Records from a dataset:
____

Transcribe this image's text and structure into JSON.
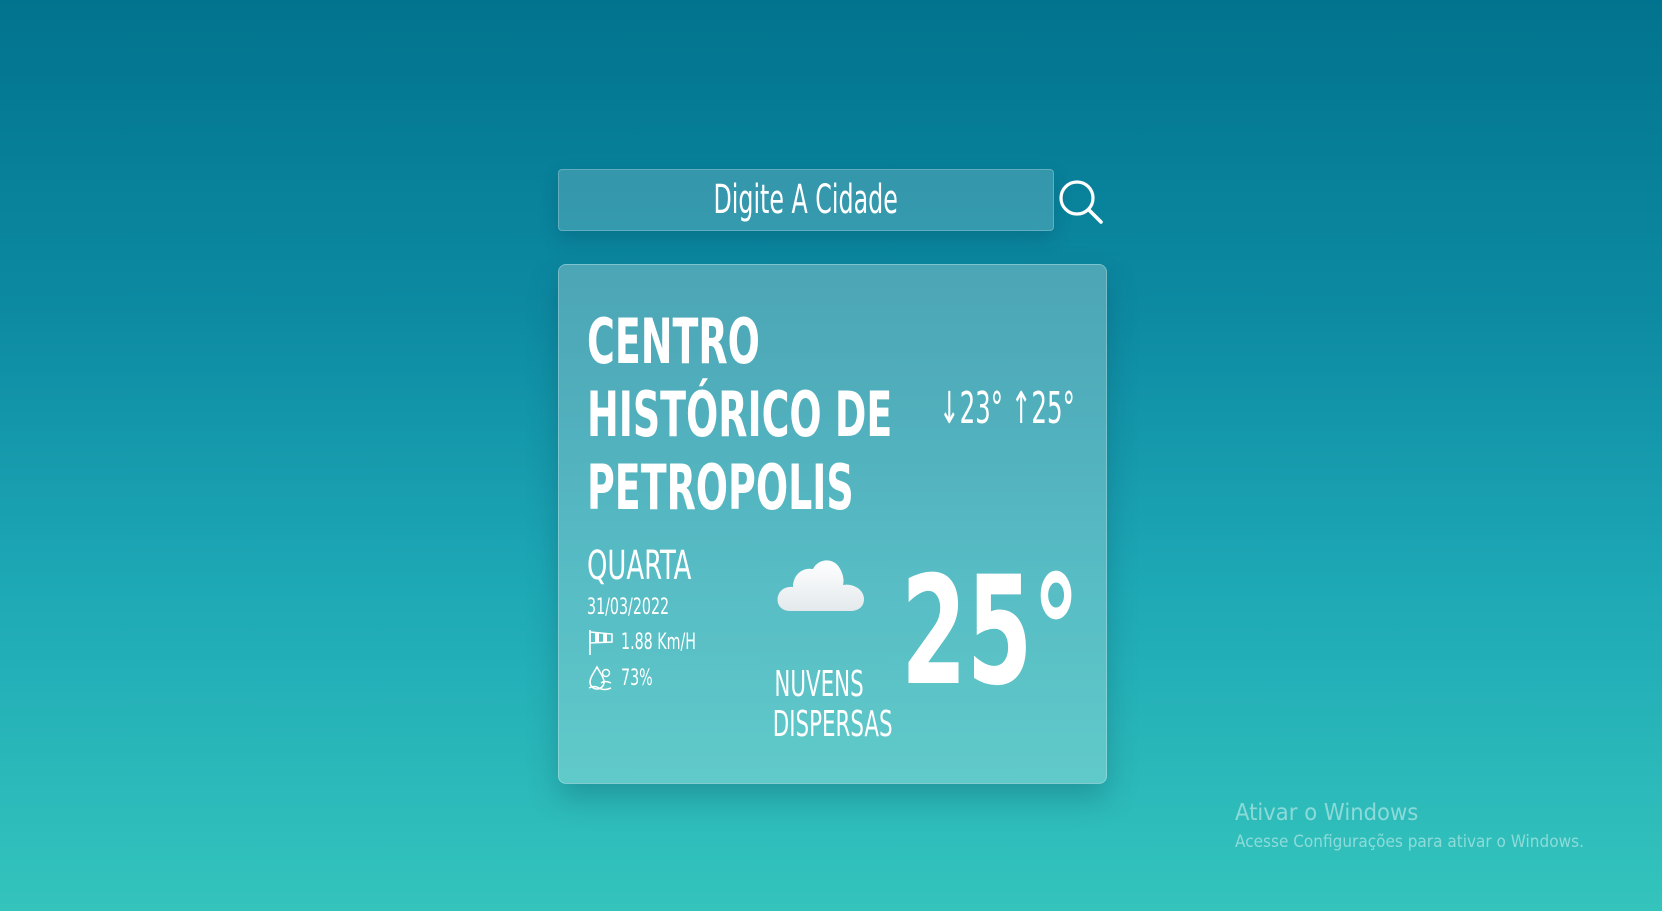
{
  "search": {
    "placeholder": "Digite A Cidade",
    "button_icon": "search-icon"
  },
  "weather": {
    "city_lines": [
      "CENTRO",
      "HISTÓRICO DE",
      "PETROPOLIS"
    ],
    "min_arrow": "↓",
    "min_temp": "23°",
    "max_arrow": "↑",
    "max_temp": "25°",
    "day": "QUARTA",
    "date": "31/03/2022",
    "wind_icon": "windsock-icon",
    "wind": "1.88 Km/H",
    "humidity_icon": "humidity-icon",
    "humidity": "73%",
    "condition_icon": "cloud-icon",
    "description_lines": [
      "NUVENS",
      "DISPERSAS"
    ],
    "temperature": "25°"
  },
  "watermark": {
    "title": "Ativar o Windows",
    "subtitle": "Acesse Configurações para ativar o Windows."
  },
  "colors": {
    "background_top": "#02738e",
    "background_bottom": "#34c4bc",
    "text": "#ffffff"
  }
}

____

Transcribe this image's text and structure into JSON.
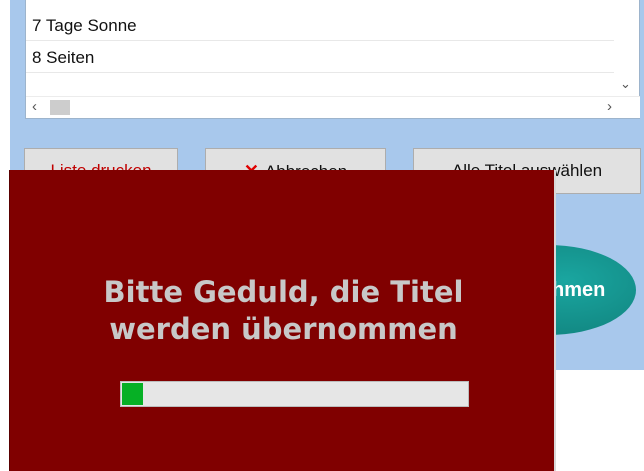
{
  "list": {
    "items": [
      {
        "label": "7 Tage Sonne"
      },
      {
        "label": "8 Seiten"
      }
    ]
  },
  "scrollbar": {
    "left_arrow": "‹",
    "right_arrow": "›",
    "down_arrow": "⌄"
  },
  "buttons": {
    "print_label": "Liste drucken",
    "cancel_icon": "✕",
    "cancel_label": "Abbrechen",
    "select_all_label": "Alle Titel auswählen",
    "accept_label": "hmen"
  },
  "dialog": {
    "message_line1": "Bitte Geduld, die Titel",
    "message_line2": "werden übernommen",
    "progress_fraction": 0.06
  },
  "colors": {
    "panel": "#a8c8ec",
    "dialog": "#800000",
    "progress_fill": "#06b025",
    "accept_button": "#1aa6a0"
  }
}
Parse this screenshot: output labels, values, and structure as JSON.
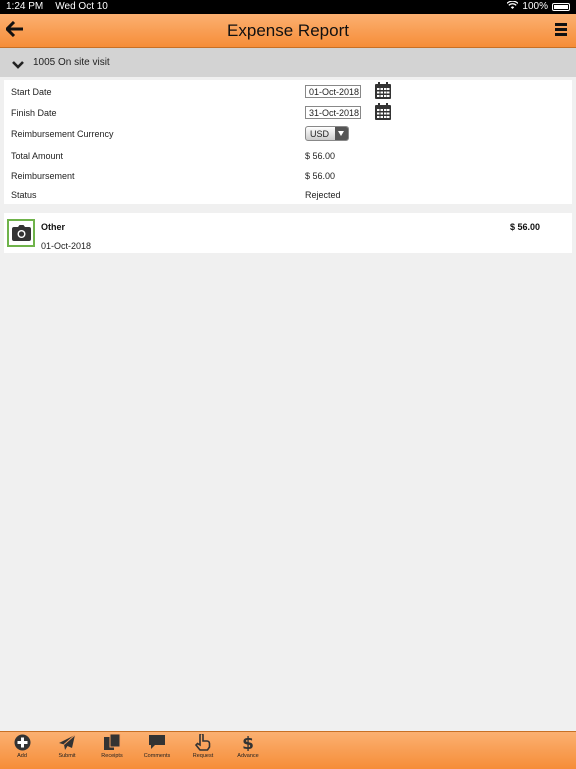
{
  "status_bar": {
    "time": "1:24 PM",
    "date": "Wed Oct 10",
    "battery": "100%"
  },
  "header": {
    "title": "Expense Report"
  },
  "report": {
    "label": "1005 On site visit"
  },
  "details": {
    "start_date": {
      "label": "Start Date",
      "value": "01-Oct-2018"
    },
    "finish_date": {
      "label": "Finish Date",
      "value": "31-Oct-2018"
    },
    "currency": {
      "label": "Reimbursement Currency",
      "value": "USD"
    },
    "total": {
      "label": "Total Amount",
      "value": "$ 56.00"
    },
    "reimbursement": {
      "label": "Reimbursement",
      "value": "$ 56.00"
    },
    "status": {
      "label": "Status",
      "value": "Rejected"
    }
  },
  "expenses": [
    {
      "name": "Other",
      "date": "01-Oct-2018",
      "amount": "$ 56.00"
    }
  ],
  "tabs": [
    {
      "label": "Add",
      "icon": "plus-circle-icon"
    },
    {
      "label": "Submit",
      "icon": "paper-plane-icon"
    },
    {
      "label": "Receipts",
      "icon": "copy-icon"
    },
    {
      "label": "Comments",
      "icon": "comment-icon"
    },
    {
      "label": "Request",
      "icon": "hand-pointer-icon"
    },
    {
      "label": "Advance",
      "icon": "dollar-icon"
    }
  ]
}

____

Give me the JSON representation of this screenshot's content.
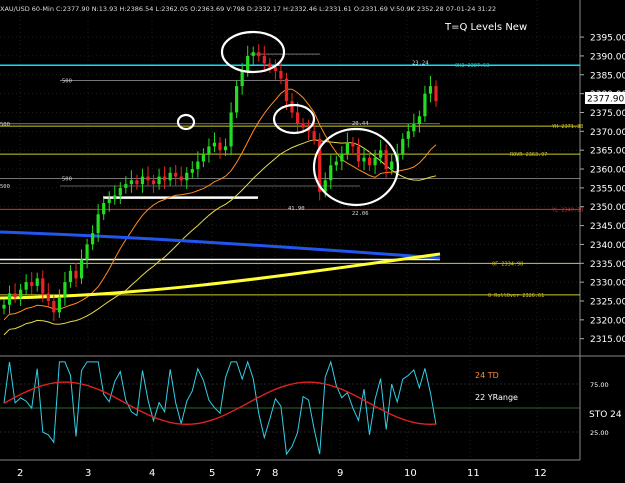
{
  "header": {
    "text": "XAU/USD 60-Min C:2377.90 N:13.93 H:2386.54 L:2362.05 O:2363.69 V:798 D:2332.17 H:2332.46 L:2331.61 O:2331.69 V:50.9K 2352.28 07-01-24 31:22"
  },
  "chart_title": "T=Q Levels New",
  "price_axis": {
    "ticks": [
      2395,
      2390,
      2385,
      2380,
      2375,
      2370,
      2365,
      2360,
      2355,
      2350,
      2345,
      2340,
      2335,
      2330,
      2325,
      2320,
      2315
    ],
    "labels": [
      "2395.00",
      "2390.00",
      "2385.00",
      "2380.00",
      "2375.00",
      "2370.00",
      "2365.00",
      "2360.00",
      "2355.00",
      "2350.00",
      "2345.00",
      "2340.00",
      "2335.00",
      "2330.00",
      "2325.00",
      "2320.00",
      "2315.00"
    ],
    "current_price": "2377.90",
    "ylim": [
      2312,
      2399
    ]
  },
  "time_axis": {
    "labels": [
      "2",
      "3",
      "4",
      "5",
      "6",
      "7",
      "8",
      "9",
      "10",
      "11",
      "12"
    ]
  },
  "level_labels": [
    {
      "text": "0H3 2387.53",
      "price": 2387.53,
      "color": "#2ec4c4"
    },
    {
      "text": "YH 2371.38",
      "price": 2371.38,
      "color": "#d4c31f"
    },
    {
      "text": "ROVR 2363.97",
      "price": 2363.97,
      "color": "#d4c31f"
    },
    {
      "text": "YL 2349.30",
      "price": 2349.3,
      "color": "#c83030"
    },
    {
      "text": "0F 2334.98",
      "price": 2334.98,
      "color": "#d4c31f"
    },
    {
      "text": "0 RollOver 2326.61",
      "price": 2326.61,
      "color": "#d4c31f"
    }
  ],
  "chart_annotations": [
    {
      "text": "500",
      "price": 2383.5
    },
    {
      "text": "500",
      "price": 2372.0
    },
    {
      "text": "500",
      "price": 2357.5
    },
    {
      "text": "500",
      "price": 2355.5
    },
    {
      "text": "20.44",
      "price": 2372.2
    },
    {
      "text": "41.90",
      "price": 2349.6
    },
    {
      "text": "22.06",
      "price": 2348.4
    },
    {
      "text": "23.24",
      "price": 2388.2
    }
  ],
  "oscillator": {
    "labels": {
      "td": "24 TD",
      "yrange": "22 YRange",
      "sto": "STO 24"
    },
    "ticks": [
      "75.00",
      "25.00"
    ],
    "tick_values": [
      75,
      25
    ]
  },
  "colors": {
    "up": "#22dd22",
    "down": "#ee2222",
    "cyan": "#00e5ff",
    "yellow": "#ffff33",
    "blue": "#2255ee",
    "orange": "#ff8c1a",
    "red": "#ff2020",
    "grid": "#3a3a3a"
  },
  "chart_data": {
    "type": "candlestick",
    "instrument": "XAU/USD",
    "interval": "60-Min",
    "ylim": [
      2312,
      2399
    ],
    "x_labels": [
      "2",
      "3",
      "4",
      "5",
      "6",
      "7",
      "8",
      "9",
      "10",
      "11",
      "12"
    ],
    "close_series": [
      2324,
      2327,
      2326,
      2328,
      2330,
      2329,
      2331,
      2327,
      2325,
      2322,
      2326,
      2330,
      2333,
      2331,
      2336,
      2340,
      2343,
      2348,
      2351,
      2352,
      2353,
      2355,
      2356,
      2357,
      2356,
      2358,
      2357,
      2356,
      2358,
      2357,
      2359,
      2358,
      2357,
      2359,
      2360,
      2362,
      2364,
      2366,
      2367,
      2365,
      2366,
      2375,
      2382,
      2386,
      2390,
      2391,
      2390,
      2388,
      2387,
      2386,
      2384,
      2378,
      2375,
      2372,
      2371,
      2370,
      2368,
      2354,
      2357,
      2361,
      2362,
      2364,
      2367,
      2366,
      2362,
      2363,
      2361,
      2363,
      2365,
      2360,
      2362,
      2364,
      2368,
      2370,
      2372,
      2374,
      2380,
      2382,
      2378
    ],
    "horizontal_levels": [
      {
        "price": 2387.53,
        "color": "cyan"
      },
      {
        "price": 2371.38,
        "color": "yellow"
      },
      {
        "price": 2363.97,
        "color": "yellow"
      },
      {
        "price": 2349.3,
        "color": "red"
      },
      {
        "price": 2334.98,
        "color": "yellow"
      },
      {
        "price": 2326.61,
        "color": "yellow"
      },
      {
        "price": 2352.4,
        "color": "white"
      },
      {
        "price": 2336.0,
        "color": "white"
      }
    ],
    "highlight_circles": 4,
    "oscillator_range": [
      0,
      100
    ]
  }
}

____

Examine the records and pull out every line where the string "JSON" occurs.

_SOLVED PROBLEM_:
Transcribe this image's text and structure into JSON.
Transcribe this image's text and structure into JSON.
Parse this screenshot: output labels, values, and structure as JSON.
Give me the JSON representation of this screenshot's content.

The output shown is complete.